[WHAT IS REQUIRED] Going through the entries below, count each line containing the word "JavaScript". Report the number only.

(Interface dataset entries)
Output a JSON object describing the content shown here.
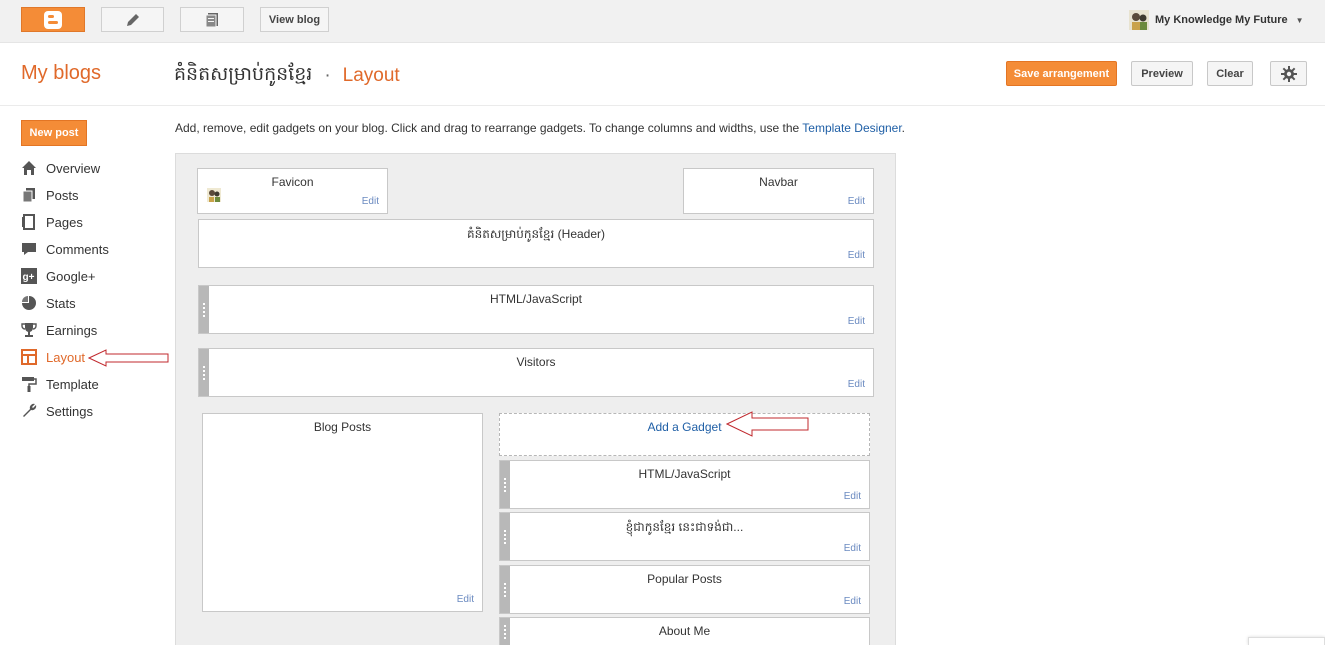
{
  "topbar": {
    "view_blog": "View blog",
    "account_name": "My Knowledge My Future"
  },
  "header": {
    "my_blogs": "My blogs",
    "blog_title": "គំនិតសម្រាប់កូនខ្មែរ",
    "separator": "·",
    "section": "Layout",
    "save": "Save arrangement",
    "preview": "Preview",
    "clear": "Clear"
  },
  "sidebar": {
    "new_post": "New post",
    "items": [
      {
        "label": "Overview",
        "icon": "home-icon"
      },
      {
        "label": "Posts",
        "icon": "posts-icon"
      },
      {
        "label": "Pages",
        "icon": "pages-icon"
      },
      {
        "label": "Comments",
        "icon": "comments-icon"
      },
      {
        "label": "Google+",
        "icon": "google-plus-icon"
      },
      {
        "label": "Stats",
        "icon": "stats-icon"
      },
      {
        "label": "Earnings",
        "icon": "trophy-icon"
      },
      {
        "label": "Layout",
        "icon": "layout-icon",
        "active": true
      },
      {
        "label": "Template",
        "icon": "paint-roller-icon"
      },
      {
        "label": "Settings",
        "icon": "wrench-icon"
      }
    ]
  },
  "main": {
    "instruction": "Add, remove, edit gadgets on your blog. Click and drag to rearrange gadgets. To change columns and widths, use the ",
    "template_designer": "Template Designer",
    "instruction_end": ".",
    "edit": "Edit",
    "gadgets": {
      "favicon": "Favicon",
      "navbar": "Navbar",
      "header": "គំនិតសម្រាប់កូនខ្មែរ (Header)",
      "html1": "HTML/JavaScript",
      "visitors": "Visitors",
      "blog_posts": "Blog Posts",
      "add_gadget": "Add a Gadget",
      "html2": "HTML/JavaScript",
      "khmer": "ខ្ញុំជាកូនខ្មែរ នេះជាទង់ជា...",
      "popular": "Popular Posts",
      "about": "About Me"
    }
  },
  "colors": {
    "accent": "#f48c37",
    "link": "#1f5fa6",
    "arrow": "#c0282d"
  }
}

[PROBLEM SOLUTION] 2